Pictures should be left out when the listing below is repeated word for word.

===== Supplied records =====

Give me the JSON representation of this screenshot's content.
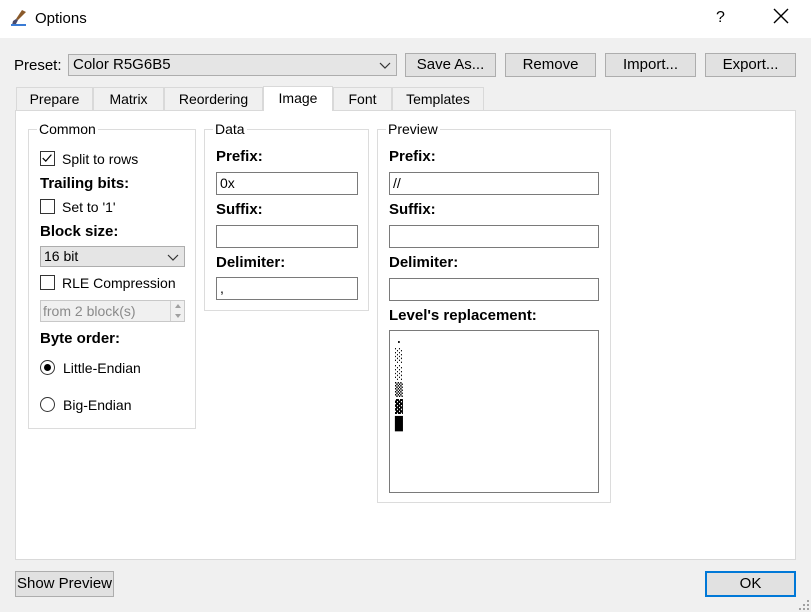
{
  "window": {
    "title": "Options",
    "help_label": "?"
  },
  "preset": {
    "label": "Preset:",
    "selected": "Color R5G6B5"
  },
  "buttons": {
    "save_as": "Save As...",
    "remove": "Remove",
    "import": "Import...",
    "export": "Export...",
    "show_preview": "Show Preview",
    "ok": "OK"
  },
  "tabs": [
    {
      "label": "Prepare",
      "active": false
    },
    {
      "label": "Matrix",
      "active": false
    },
    {
      "label": "Reordering",
      "active": false
    },
    {
      "label": "Image",
      "active": true
    },
    {
      "label": "Font",
      "active": false
    },
    {
      "label": "Templates",
      "active": false
    }
  ],
  "common": {
    "title": "Common",
    "split_to_rows": {
      "label": "Split to rows",
      "checked": true
    },
    "trailing_bits_label": "Trailing bits:",
    "set_to_one": {
      "label": "Set to '1'",
      "checked": false
    },
    "block_size_label": "Block size:",
    "block_size_value": "16 bit",
    "rle": {
      "label": "RLE Compression",
      "checked": false
    },
    "rle_from_value": "from 2 block(s)",
    "byte_order_label": "Byte order:",
    "little_endian": {
      "label": "Little-Endian",
      "selected": true
    },
    "big_endian": {
      "label": "Big-Endian",
      "selected": false
    }
  },
  "data_group": {
    "title": "Data",
    "prefix_label": "Prefix:",
    "prefix_value": "0x",
    "suffix_label": "Suffix:",
    "suffix_value": "",
    "delimiter_label": "Delimiter:",
    "delimiter_value": ","
  },
  "preview_group": {
    "title": "Preview",
    "prefix_label": "Prefix:",
    "prefix_value": "//",
    "suffix_label": "Suffix:",
    "suffix_value": "",
    "delimiter_label": "Delimiter:",
    "delimiter_value": "",
    "levels_label": "Level's replacement:",
    "levels": [
      ".",
      "░",
      "░",
      "▒",
      "▓",
      "█"
    ]
  },
  "colors": {
    "window_bg": "#f0f0f0",
    "panel_bg": "#ffffff",
    "button_bg": "#e1e1e1",
    "default_button_border": "#0078d7"
  }
}
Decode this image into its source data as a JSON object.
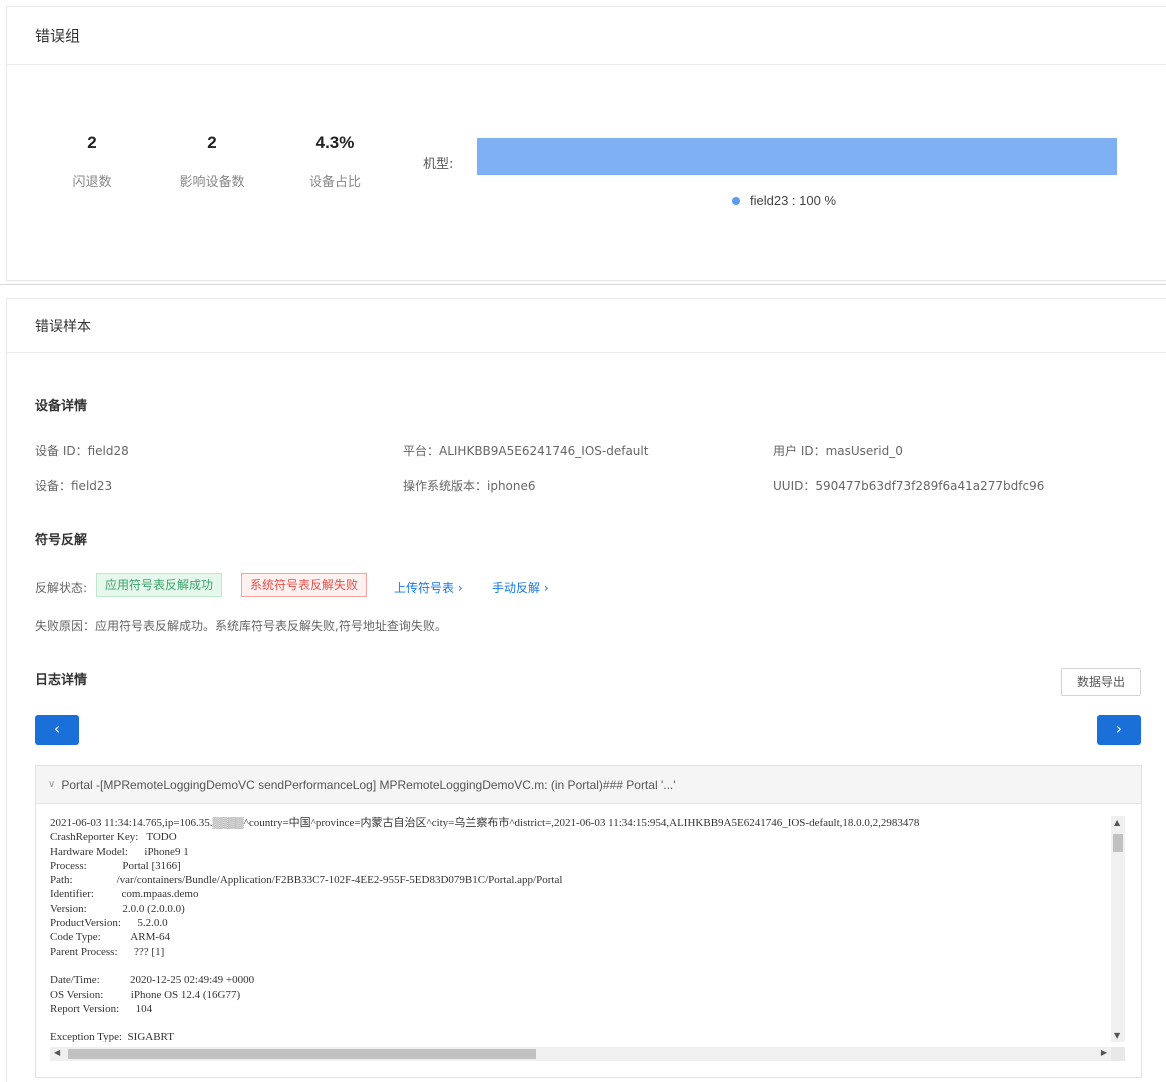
{
  "error_group": {
    "title": "错误组",
    "stats": [
      {
        "value": "2",
        "label": "闪退数"
      },
      {
        "value": "2",
        "label": "影响设备数"
      },
      {
        "value": "4.3%",
        "label": "设备占比"
      }
    ],
    "model_label": "机型:",
    "model_distribution": {
      "name": "field23",
      "percent": 100,
      "legend_text": "field23 : 100 %",
      "color": "#7fb0f3"
    }
  },
  "error_sample": {
    "title": "错误样本",
    "device_section": {
      "title": "设备详情",
      "items": [
        "设备 ID：field28",
        "平台：ALIHKBB9A5E6241746_IOS-default",
        "用户 ID：masUserid_0",
        "设备：field23",
        "操作系统版本：iphone6",
        "UUID：590477b63df73f289f6a41a277bdfc96"
      ]
    },
    "symbol_section": {
      "title": "符号反解",
      "status_label": "反解状态:",
      "badge_success": "应用符号表反解成功",
      "badge_fail": "系统符号表反解失败",
      "link_upload": "上传符号表",
      "link_manual": "手动反解",
      "failure_reason": "失败原因：应用符号表反解成功。系统库符号表反解失败,符号地址查询失败。"
    },
    "log_section": {
      "title": "日志详情",
      "export_button": "数据导出",
      "prev_button": "‹",
      "next_button": "›",
      "log_header": "Portal -[MPRemoteLoggingDemoVC sendPerformanceLog] MPRemoteLoggingDemoVC.m: (in Portal)### Portal '...'",
      "log_lines": [
        "2021-06-03 11:34:14.765,ip=106.35.▒▒▒▒^country=中国^province=内蒙古自治区^city=乌兰察布市^district=,2021-06-03 11:34:15:954,ALIHKBB9A5E6241746_IOS-default,18.0.0,2,2983478",
        "CrashReporter Key:   TODO",
        "Hardware Model:      iPhone9 1",
        "Process:             Portal [3166]",
        "Path:                /var/containers/Bundle/Application/F2BB33C7-102F-4EE2-955F-5ED83D079B1C/Portal.app/Portal",
        "Identifier:          com.mpaas.demo",
        "Version:             2.0.0 (2.0.0.0)",
        "ProductVersion:      5.2.0.0",
        "Code Type:           ARM-64",
        "Parent Process:      ??? [1]",
        "",
        "Date/Time:           2020-12-25 02:49:49 +0000",
        "OS Version:          iPhone OS 12.4 (16G77)",
        "Report Version:      104",
        "",
        "Exception Type:  SIGABRT"
      ]
    }
  }
}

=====

» Response for this exercise
Give me the JSON representation of this screenshot's content.
{
  "window": {
    "title": "Options",
    "help_label": "?"
  },
  "preset": {
    "label": "Preset:",
    "selected": "Color R5G6B5"
  },
  "buttons": {
    "save_as": "Save As...",
    "remove": "Remove",
    "import": "Import...",
    "export": "Export...",
    "show_preview": "Show Preview",
    "ok": "OK"
  },
  "tabs": [
    {
      "label": "Prepare",
      "active": false
    },
    {
      "label": "Matrix",
      "active": false
    },
    {
      "label": "Reordering",
      "active": false
    },
    {
      "label": "Image",
      "active": true
    },
    {
      "label": "Font",
      "active": false
    },
    {
      "label": "Templates",
      "active": false
    }
  ],
  "common": {
    "title": "Common",
    "split_to_rows": {
      "label": "Split to rows",
      "checked": true
    },
    "trailing_bits_label": "Trailing bits:",
    "set_to_one": {
      "label": "Set to '1'",
      "checked": false
    },
    "block_size_label": "Block size:",
    "block_size_value": "16 bit",
    "rle": {
      "label": "RLE Compression",
      "checked": false
    },
    "rle_from_value": "from 2 block(s)",
    "byte_order_label": "Byte order:",
    "little_endian": {
      "label": "Little-Endian",
      "selected": true
    },
    "big_endian": {
      "label": "Big-Endian",
      "selected": false
    }
  },
  "data_group": {
    "title": "Data",
    "prefix_label": "Prefix:",
    "prefix_value": "0x",
    "suffix_label": "Suffix:",
    "suffix_value": "",
    "delimiter_label": "Delimiter:",
    "delimiter_value": ","
  },
  "preview_group": {
    "title": "Preview",
    "prefix_label": "Prefix:",
    "prefix_value": "//",
    "suffix_label": "Suffix:",
    "suffix_value": "",
    "delimiter_label": "Delimiter:",
    "delimiter_value": "",
    "levels_label": "Level's replacement:",
    "levels": [
      ".",
      "░",
      "░",
      "▒",
      "▓",
      "█"
    ]
  },
  "colors": {
    "window_bg": "#f0f0f0",
    "panel_bg": "#ffffff",
    "button_bg": "#e1e1e1",
    "default_button_border": "#0078d7"
  }
}
Decode this image into its source data as a JSON object.
{
  "error_group": {
    "title": "错误组",
    "stats": [
      {
        "value": "2",
        "label": "闪退数"
      },
      {
        "value": "2",
        "label": "影响设备数"
      },
      {
        "value": "4.3%",
        "label": "设备占比"
      }
    ],
    "model_label": "机型:",
    "model_distribution": {
      "name": "field23",
      "percent": 100,
      "legend_text": "field23 : 100 %",
      "color": "#7fb0f3"
    }
  },
  "error_sample": {
    "title": "错误样本",
    "device_section": {
      "title": "设备详情",
      "items": [
        "设备 ID：field28",
        "平台：ALIHKBB9A5E6241746_IOS-default",
        "用户 ID：masUserid_0",
        "设备：field23",
        "操作系统版本：iphone6",
        "UUID：590477b63df73f289f6a41a277bdfc96"
      ]
    },
    "symbol_section": {
      "title": "符号反解",
      "status_label": "反解状态:",
      "badge_success": "应用符号表反解成功",
      "badge_fail": "系统符号表反解失败",
      "link_upload": "上传符号表",
      "link_manual": "手动反解",
      "failure_reason": "失败原因：应用符号表反解成功。系统库符号表反解失败,符号地址查询失败。"
    },
    "log_section": {
      "title": "日志详情",
      "export_button": "数据导出",
      "prev_button": "‹",
      "next_button": "›",
      "log_header": "Portal -[MPRemoteLoggingDemoVC sendPerformanceLog] MPRemoteLoggingDemoVC.m: (in Portal)### Portal '...'",
      "log_lines": [
        "2021-06-03 11:34:14.765,ip=106.35.▒▒▒▒^country=中国^province=内蒙古自治区^city=乌兰察布市^district=,2021-06-03 11:34:15:954,ALIHKBB9A5E6241746_IOS-default,18.0.0,2,2983478",
        "CrashReporter Key:   TODO",
        "Hardware Model:      iPhone9 1",
        "Process:             Portal [3166]",
        "Path:                /var/containers/Bundle/Application/F2BB33C7-102F-4EE2-955F-5ED83D079B1C/Portal.app/Portal",
        "Identifier:          com.mpaas.demo",
        "Version:             2.0.0 (2.0.0.0)",
        "ProductVersion:      5.2.0.0",
        "Code Type:           ARM-64",
        "Parent Process:      ??? [1]",
        "",
        "Date/Time:           2020-12-25 02:49:49 +0000",
        "OS Version:          iPhone OS 12.4 (16G77)",
        "Report Version:      104",
        "",
        "Exception Type:  SIGABRT"
      ]
    }
  }
}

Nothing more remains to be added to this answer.